What is Tuberous Sclerosis?
By Preston Fitzgerald
Tuberous Sclerosis and How it Affects Me
Tuberous Sclerosis Complex (TSC) is a genetic disorder that effects around one million people worldwide and fifty thousand people in the United States. It was discovered over a century ago and a lot of information is still yet to be found. Tuberous Sclerosis impacts every person in a different way. Some are barely affected at all and it is hard to tell that they have any underlying conditions.
What is Tuberous Sclerosis?
This disease causes many different problems around the body. Most cases are discovered when tumors are found in different organs. Tumors are found in many organs around the body, such as the kidneys, lungs, brain, eyes, heart, and skin. It is also possible to have tumors in your teeth or gums, which would cause your teeth enamel to weaken or your gums to overgrow. Those who have tumors in the brain are likely to have epilepsy, infantile spasms, behavioral issues, and learning disorders. It is normally diagnosed when children are young because they are likely to have seizures or infantile spasms as an infant. Another common sign for TSC is finding abnormal patches on peoples’ skin called shagreen patches. It is becoming more common for children to be diagnosed before they are born through recent technological advances, but most are diagnosed once doctors find tumors inside the body through CT scans, MRI scans, ultrasounds, and blood samples. These scans show where the tumors are and what they are doing, as it is important to keep an eye on their growth in organs. These are often performed at a yearly or biyearly basis. It all really depends on how much the tumors are affecting the organs’ normal functions.

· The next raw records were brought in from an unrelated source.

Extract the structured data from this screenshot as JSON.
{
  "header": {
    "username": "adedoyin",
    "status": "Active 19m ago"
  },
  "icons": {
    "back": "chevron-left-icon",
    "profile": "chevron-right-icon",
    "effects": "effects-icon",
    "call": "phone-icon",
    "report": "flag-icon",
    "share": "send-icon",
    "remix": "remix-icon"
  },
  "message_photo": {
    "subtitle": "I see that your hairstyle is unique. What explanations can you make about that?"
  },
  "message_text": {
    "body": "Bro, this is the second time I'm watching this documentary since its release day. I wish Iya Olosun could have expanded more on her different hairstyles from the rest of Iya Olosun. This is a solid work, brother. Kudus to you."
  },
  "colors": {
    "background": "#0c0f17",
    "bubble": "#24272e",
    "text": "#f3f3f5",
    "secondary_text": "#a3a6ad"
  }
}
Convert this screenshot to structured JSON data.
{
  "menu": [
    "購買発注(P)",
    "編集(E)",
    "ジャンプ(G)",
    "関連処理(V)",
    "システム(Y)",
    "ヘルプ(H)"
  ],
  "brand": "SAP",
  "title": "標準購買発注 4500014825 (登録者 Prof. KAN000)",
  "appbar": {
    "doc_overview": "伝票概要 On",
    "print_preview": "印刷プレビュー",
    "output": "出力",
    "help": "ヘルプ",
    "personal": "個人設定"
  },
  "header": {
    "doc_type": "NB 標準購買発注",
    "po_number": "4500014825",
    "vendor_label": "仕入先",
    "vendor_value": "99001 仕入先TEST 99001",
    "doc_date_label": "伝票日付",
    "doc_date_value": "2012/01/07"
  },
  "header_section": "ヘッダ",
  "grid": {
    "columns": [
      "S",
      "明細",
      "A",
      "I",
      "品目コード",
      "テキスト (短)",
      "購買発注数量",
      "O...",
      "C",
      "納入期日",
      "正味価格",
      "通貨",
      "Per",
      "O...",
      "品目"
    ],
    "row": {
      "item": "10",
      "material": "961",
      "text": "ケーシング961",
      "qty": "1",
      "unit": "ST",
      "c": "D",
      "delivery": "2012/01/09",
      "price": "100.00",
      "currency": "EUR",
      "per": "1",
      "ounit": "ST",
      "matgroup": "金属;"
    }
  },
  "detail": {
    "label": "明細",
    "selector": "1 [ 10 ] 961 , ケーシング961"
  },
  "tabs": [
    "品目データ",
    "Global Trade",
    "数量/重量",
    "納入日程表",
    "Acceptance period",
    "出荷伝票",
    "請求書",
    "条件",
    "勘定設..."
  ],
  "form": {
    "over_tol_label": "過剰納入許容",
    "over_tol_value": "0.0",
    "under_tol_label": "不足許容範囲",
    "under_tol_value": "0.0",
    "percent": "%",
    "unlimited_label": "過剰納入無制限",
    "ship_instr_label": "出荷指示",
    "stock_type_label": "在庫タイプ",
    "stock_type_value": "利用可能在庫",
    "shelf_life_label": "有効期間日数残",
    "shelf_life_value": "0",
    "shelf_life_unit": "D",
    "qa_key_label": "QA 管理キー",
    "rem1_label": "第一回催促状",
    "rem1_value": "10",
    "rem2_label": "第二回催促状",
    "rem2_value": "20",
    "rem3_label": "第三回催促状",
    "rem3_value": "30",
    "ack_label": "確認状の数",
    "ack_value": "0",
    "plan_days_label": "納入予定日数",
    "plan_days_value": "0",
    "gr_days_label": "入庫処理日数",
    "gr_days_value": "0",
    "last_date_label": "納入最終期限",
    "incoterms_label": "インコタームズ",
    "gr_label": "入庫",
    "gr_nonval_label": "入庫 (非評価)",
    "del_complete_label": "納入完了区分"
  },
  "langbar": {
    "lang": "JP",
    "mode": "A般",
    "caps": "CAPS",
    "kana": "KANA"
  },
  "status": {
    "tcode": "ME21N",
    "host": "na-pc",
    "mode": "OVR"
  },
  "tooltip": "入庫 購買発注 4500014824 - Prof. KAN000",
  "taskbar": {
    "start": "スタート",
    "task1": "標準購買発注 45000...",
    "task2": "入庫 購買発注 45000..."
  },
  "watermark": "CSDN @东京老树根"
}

How is Tuberous Sclerosis Passed On?
Tuberous Sclerosis is not always a disease that is passed down from one family member to the next. It often happens sporadically, which means that something goes wrong when the baby’s genes are being made. Two thirds of people who are diagnosed receive the disease through a genetic mutation. The other third is passed on from their mother or father. Someone who has TSC has a fifty percent chance of passing it on to their children. It is very possible for children with TSC to also have other underlying conditions, such as behavioral issues or learning disabilities. Some children often enough have a behavioral issue that causes them to get angry very easily. Others also have learning disabilities such as Autism, Dyslexia, or ADHD which makes it difficult for the children to pay attention or do easy tasks while in the classroom or at home. Most people have not heard of this disease unless they know someone who has it or are in the medical field. That is why it is more important than ever to spread awareness so we can find a cure. Celebrities such as Julianne Moore and Patricia Heaton have done a great deal of spreading awareness for many years. We need more people like them to spread the word so we can find a cure someday.
It is a mystery where my condition came from as my family has no history of having learning disabilities. I was diagnosed with Tuberous Sclerosis Complex (TSC) when I was seven months old on August 14, 1999. My parents were told that I would most likely never be able to walk, talk, or do anything for myself for my entire life. For some with Tuberous Sclerosis, this is true. For me, the doctors thankfully turned out to be wrong. With a lot of help, my family and team of doctors was all of the support I needed to reach most of my life milestones on time and avoid dyspraxia. I lived most of my childhood without having a seizure at all. I graduated high school at eighteen and currently am studying at the University of North Texas expecting to receive my bachelor’s degree in two years. I am also able to handle a job while taking my classes at the same time. I take two medications to keep my seizures under control and another to help stunt the growth of the tumors in my kidneys. It was not easy getting here and I am happy to say that I have lived almost a normal life. I am one of the lucky ones!
The Bottom Line
It is okay to be scared when one is diagnosed with TSC. It is very important to know that you are not alone. People often join support groups through social media in order to keep in touch with people who have similar conditions in case they have any questions about medications, doctors, etc. The most important thing that I needed to know was that it is okay to be different. Everyone is different in their own way. Getting diagnosed with a disorder such as TSC does not mean that it is the end of the world. Just think of all of the famous people who made a difference in this world by embracing their neurodiversity, such as Albert Einstein, Michael Phelps, Steven Spielberg, and Tim Tebow. These people did not let their early struggles keep them from changing the world, and you should not either.
Sources: WebMD and TS Alliance
Preston Fitzgerald is a recent graduate from the University of North Texas with a degree in the Hospitality field. He was diagnosed with Tuberous Sclerosis at seven months old and has taken great strides to surpass his expectations while having a learning disability. He uses his current life status as an advantage in order to spread the word in order to find a cure. While he is not being an advocate for TSC, he enjoys watching sports, traveling around the world, and spending time with his family and friends.